━━ Dataset extract

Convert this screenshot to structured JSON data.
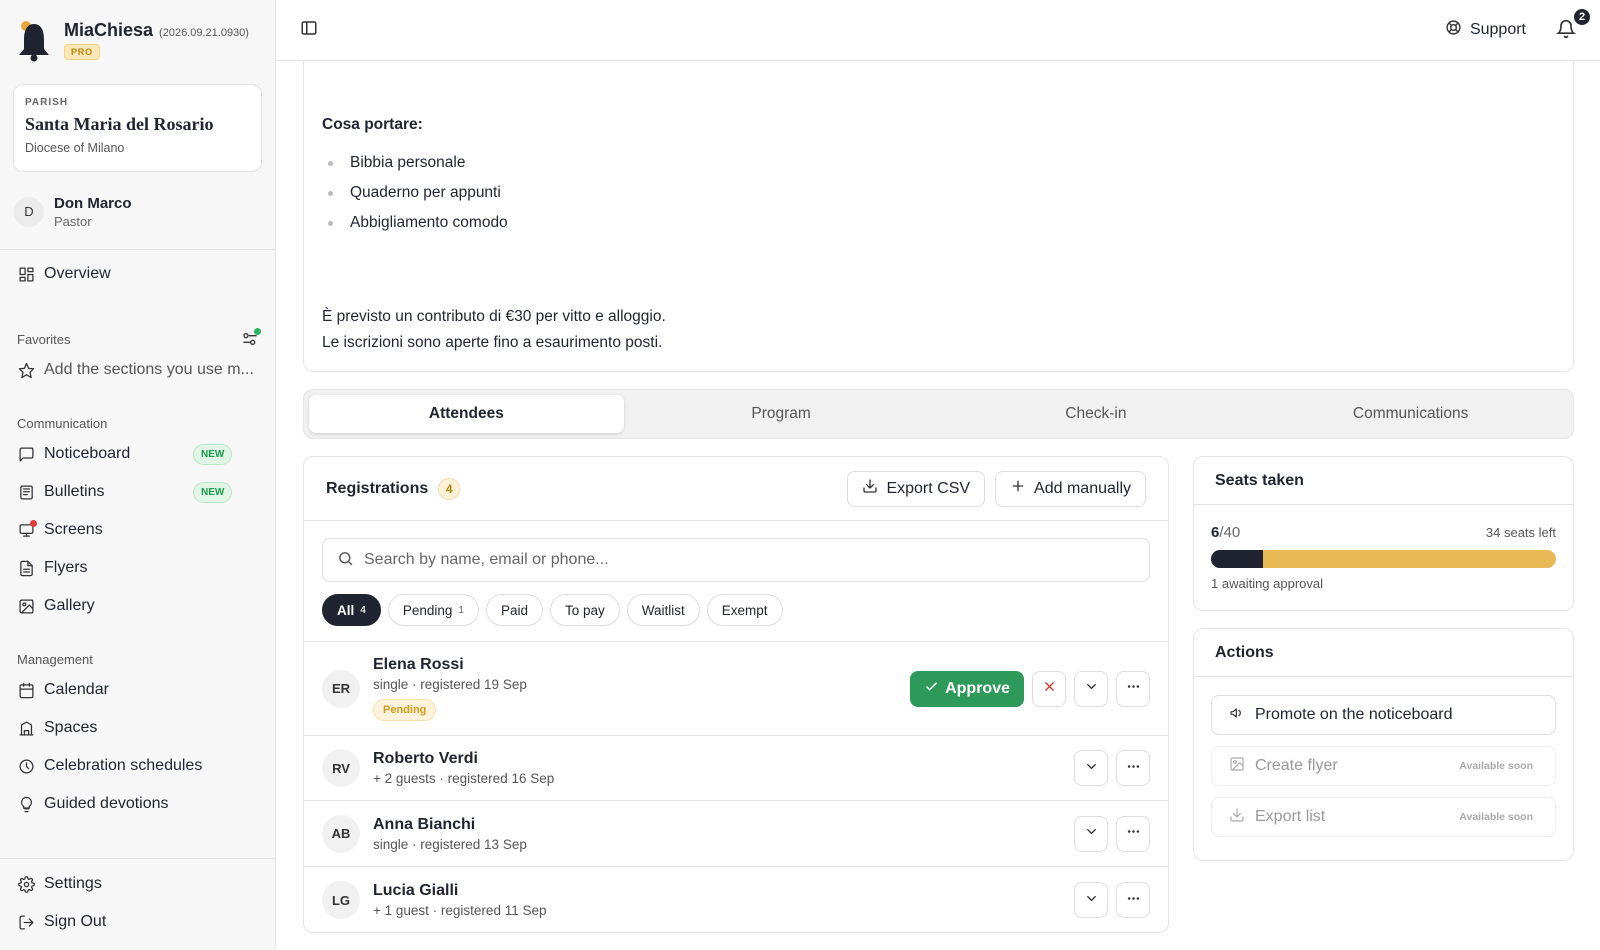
{
  "brand": {
    "name": "MiaChiesa",
    "version": "(2026.09.21.0930)",
    "tier": "PRO"
  },
  "parish": {
    "label": "PARISH",
    "name": "Santa Maria del Rosario",
    "diocese": "Diocese of Milano"
  },
  "user": {
    "initial": "D",
    "name": "Don Marco",
    "role": "Pastor"
  },
  "nav": {
    "overview": "Overview",
    "favorites_label": "Favorites",
    "favorites_hint": "Add the sections you use m...",
    "communication_label": "Communication",
    "noticeboard": "Noticeboard",
    "bulletins": "Bulletins",
    "new_badge": "NEW",
    "screens": "Screens",
    "flyers": "Flyers",
    "gallery": "Gallery",
    "management_label": "Management",
    "calendar": "Calendar",
    "spaces": "Spaces",
    "celebration": "Celebration schedules",
    "devotions": "Guided devotions",
    "settings": "Settings",
    "signout": "Sign Out"
  },
  "topbar": {
    "support": "Support",
    "notifications": "2"
  },
  "description": {
    "heading": "Cosa portare:",
    "items": [
      "Bibbia personale",
      "Quaderno per appunti",
      "Abbigliamento comodo"
    ],
    "line1": "È previsto un contributo di €30 per vitto e alloggio.",
    "line2": "Le iscrizioni sono aperte fino a esaurimento posti."
  },
  "tabs": [
    "Attendees",
    "Program",
    "Check-in",
    "Communications"
  ],
  "registrations": {
    "title": "Registrations",
    "count": "4",
    "export": "Export CSV",
    "add": "Add manually",
    "search_placeholder": "Search by name, email or phone...",
    "filters": [
      {
        "label": "All",
        "count": "4"
      },
      {
        "label": "Pending",
        "count": "1"
      },
      {
        "label": "Paid",
        "count": ""
      },
      {
        "label": "To pay",
        "count": ""
      },
      {
        "label": "Waitlist",
        "count": ""
      },
      {
        "label": "Exempt",
        "count": ""
      }
    ],
    "approve": "Approve",
    "pending_badge": "Pending",
    "rows": [
      {
        "initials": "ER",
        "name": "Elena Rossi",
        "meta": "single · registered 19 Sep"
      },
      {
        "initials": "RV",
        "name": "Roberto Verdi",
        "meta": "+ 2 guests · registered 16 Sep"
      },
      {
        "initials": "AB",
        "name": "Anna Bianchi",
        "meta": "single · registered 13 Sep"
      },
      {
        "initials": "LG",
        "name": "Lucia Gialli",
        "meta": "+ 1 guest · registered 11 Sep"
      }
    ]
  },
  "seats": {
    "title": "Seats taken",
    "taken": "6",
    "total": "/40",
    "left": "34 seats left",
    "awaiting": "1 awaiting approval",
    "fill_fraction": 0.15
  },
  "actions": {
    "title": "Actions",
    "promote": "Promote on the noticeboard",
    "flyer": "Create flyer",
    "export": "Export list",
    "soon": "Available soon"
  },
  "colors": {
    "accent": "#1f2430",
    "approve": "#2e9a5a",
    "seats_bar": "#e9b955",
    "new_badge": "#1a9a4b"
  }
}
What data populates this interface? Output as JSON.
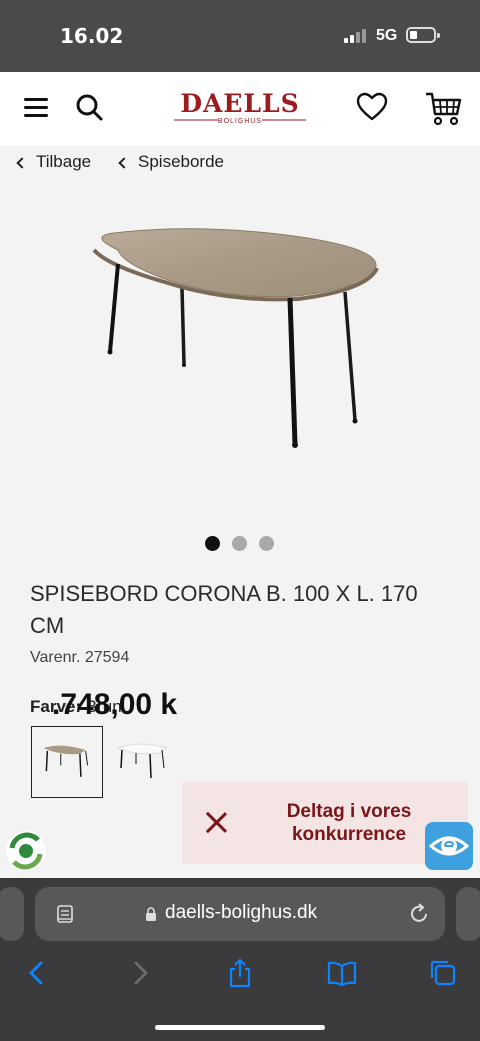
{
  "status_bar": {
    "time": "16.02",
    "network": "5G"
  },
  "header": {
    "logo_text": "DAELLS",
    "logo_subtext": "BOLIGHUS"
  },
  "breadcrumb": {
    "back_label": "Tilbage",
    "category_label": "Spiseborde"
  },
  "carousel": {
    "total": 3,
    "active_index": 0
  },
  "product": {
    "title": "SPISEBORD CORONA B. 100 X L. 170 CM",
    "sku": "Varenr. 27594",
    "color_label": "Farve:",
    "color_value": "Brun",
    "price": ".748,00 k"
  },
  "promo": {
    "text": "Deltag i vores konkurrence"
  },
  "browser": {
    "url": "daells-bolighus.dk"
  },
  "icons": {
    "menu": "menu-icon",
    "search": "search-icon",
    "wishlist": "heart-icon",
    "cart": "cart-icon",
    "close": "close-icon",
    "eye": "eye-icon",
    "back": "chevron-left-icon",
    "forward": "chevron-right-icon",
    "share": "share-icon",
    "bookmarks": "book-icon",
    "tabs": "tabs-icon",
    "reload": "reload-icon",
    "lock": "lock-icon",
    "reader": "reader-icon"
  },
  "colors": {
    "brand": "#9b1b1f",
    "promo_bg": "#f4e4e4",
    "promo_text": "#7a1518",
    "safari_blue": "#0a84ff"
  }
}
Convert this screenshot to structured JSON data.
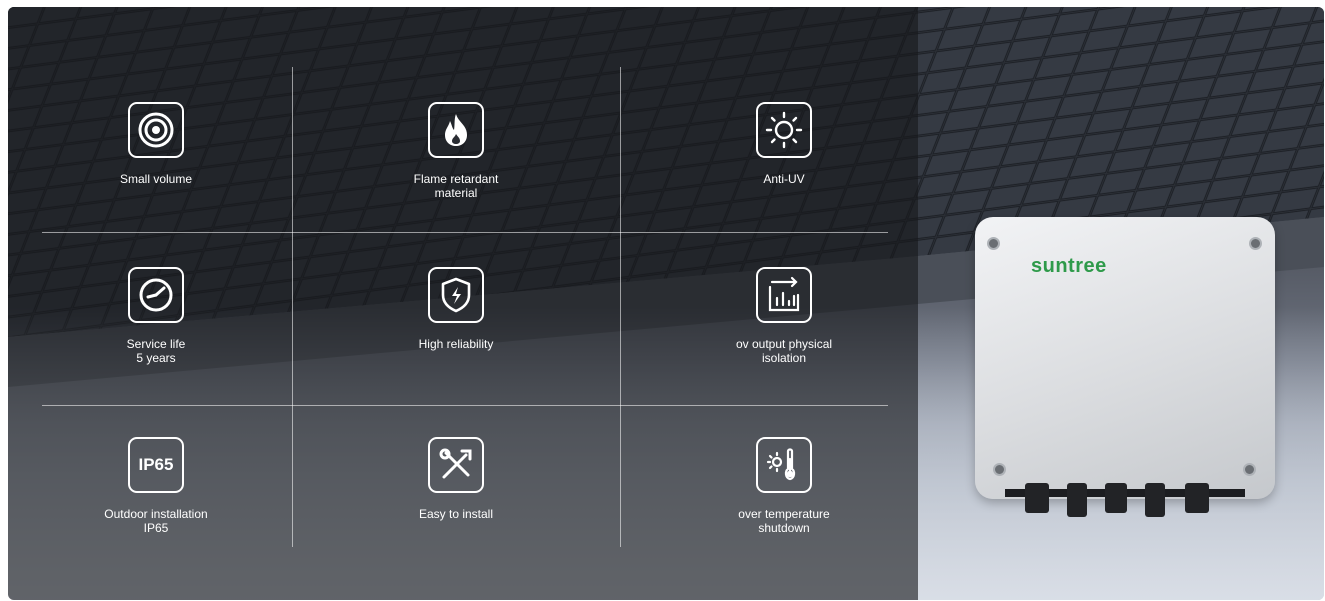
{
  "features": [
    {
      "label": "Small volume",
      "icon": "concentric-circles-icon"
    },
    {
      "label": "Flame retardant\nmaterial",
      "icon": "flame-icon"
    },
    {
      "label": "Anti-UV",
      "icon": "sun-icon"
    },
    {
      "label": "Service life\n5 years",
      "icon": "gauge-icon"
    },
    {
      "label": "High reliability",
      "icon": "shield-lightning-icon"
    },
    {
      "label": "ov output physical\nisolation",
      "icon": "bar-chart-arrow-icon"
    },
    {
      "label": "Outdoor installation\nIP65",
      "icon": "ip65-badge-icon",
      "badge_text": "IP65"
    },
    {
      "label": "Easy to install",
      "icon": "tools-icon"
    },
    {
      "label": "over temperature\nshutdown",
      "icon": "thermometer-sun-icon"
    }
  ],
  "product": {
    "brand": "suntree",
    "brand_color": "#2e9a4a"
  }
}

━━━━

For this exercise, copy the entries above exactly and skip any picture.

● **Exercise output**:
Convert this screenshot to structured JSON data.
{
  "brand": {
    "name": "MiaChiesa",
    "version": "(2026.09.21.0930)",
    "tier": "PRO"
  },
  "parish": {
    "label": "PARISH",
    "name": "Santa Maria del Rosario",
    "diocese": "Diocese of Milano"
  },
  "user": {
    "initial": "D",
    "name": "Don Marco",
    "role": "Pastor"
  },
  "nav": {
    "overview": "Overview",
    "favorites_label": "Favorites",
    "favorites_hint": "Add the sections you use m...",
    "communication_label": "Communication",
    "noticeboard": "Noticeboard",
    "bulletins": "Bulletins",
    "new_badge": "NEW",
    "screens": "Screens",
    "flyers": "Flyers",
    "gallery": "Gallery",
    "management_label": "Management",
    "calendar": "Calendar",
    "spaces": "Spaces",
    "celebration": "Celebration schedules",
    "devotions": "Guided devotions",
    "settings": "Settings",
    "signout": "Sign Out"
  },
  "topbar": {
    "support": "Support",
    "notifications": "2"
  },
  "description": {
    "heading": "Cosa portare:",
    "items": [
      "Bibbia personale",
      "Quaderno per appunti",
      "Abbigliamento comodo"
    ],
    "line1": "È previsto un contributo di €30 per vitto e alloggio.",
    "line2": "Le iscrizioni sono aperte fino a esaurimento posti."
  },
  "tabs": [
    "Attendees",
    "Program",
    "Check-in",
    "Communications"
  ],
  "registrations": {
    "title": "Registrations",
    "count": "4",
    "export": "Export CSV",
    "add": "Add manually",
    "search_placeholder": "Search by name, email or phone...",
    "filters": [
      {
        "label": "All",
        "count": "4"
      },
      {
        "label": "Pending",
        "count": "1"
      },
      {
        "label": "Paid",
        "count": ""
      },
      {
        "label": "To pay",
        "count": ""
      },
      {
        "label": "Waitlist",
        "count": ""
      },
      {
        "label": "Exempt",
        "count": ""
      }
    ],
    "approve": "Approve",
    "pending_badge": "Pending",
    "rows": [
      {
        "initials": "ER",
        "name": "Elena Rossi",
        "meta": "single · registered 19 Sep"
      },
      {
        "initials": "RV",
        "name": "Roberto Verdi",
        "meta": "+ 2 guests · registered 16 Sep"
      },
      {
        "initials": "AB",
        "name": "Anna Bianchi",
        "meta": "single · registered 13 Sep"
      },
      {
        "initials": "LG",
        "name": "Lucia Gialli",
        "meta": "+ 1 guest · registered 11 Sep"
      }
    ]
  },
  "seats": {
    "title": "Seats taken",
    "taken": "6",
    "total": "/40",
    "left": "34 seats left",
    "awaiting": "1 awaiting approval",
    "fill_fraction": 0.15
  },
  "actions": {
    "title": "Actions",
    "promote": "Promote on the noticeboard",
    "flyer": "Create flyer",
    "export": "Export list",
    "soon": "Available soon"
  },
  "colors": {
    "accent": "#1f2430",
    "approve": "#2e9a5a",
    "seats_bar": "#e9b955",
    "new_badge": "#1a9a4b"
  }
}
What data populates this interface? Output as JSON.
{
  "status_bar": {
    "time": "16.02",
    "network": "5G"
  },
  "header": {
    "logo_text": "DAELLS",
    "logo_subtext": "BOLIGHUS"
  },
  "breadcrumb": {
    "back_label": "Tilbage",
    "category_label": "Spiseborde"
  },
  "carousel": {
    "total": 3,
    "active_index": 0
  },
  "product": {
    "title": "SPISEBORD CORONA B. 100 X L. 170 CM",
    "sku": "Varenr. 27594",
    "color_label": "Farve:",
    "color_value": "Brun",
    "price": ".748,00 k"
  },
  "promo": {
    "text": "Deltag i vores konkurrence"
  },
  "browser": {
    "url": "daells-bolighus.dk"
  },
  "icons": {
    "menu": "menu-icon",
    "search": "search-icon",
    "wishlist": "heart-icon",
    "cart": "cart-icon",
    "close": "close-icon",
    "eye": "eye-icon",
    "back": "chevron-left-icon",
    "forward": "chevron-right-icon",
    "share": "share-icon",
    "bookmarks": "book-icon",
    "tabs": "tabs-icon",
    "reload": "reload-icon",
    "lock": "lock-icon",
    "reader": "reader-icon"
  },
  "colors": {
    "brand": "#9b1b1f",
    "promo_bg": "#f4e4e4",
    "promo_text": "#7a1518",
    "safari_blue": "#0a84ff"
  }
}
Convert this screenshot to structured JSON data.
{
  "features": [
    {
      "label": "Small volume",
      "icon": "concentric-circles-icon"
    },
    {
      "label": "Flame retardant\nmaterial",
      "icon": "flame-icon"
    },
    {
      "label": "Anti-UV",
      "icon": "sun-icon"
    },
    {
      "label": "Service life\n5 years",
      "icon": "gauge-icon"
    },
    {
      "label": "High reliability",
      "icon": "shield-lightning-icon"
    },
    {
      "label": "ov output physical\nisolation",
      "icon": "bar-chart-arrow-icon"
    },
    {
      "label": "Outdoor installation\nIP65",
      "icon": "ip65-badge-icon",
      "badge_text": "IP65"
    },
    {
      "label": "Easy to install",
      "icon": "tools-icon"
    },
    {
      "label": "over temperature\nshutdown",
      "icon": "thermometer-sun-icon"
    }
  ],
  "product": {
    "brand": "suntree",
    "brand_color": "#2e9a4a"
  }
}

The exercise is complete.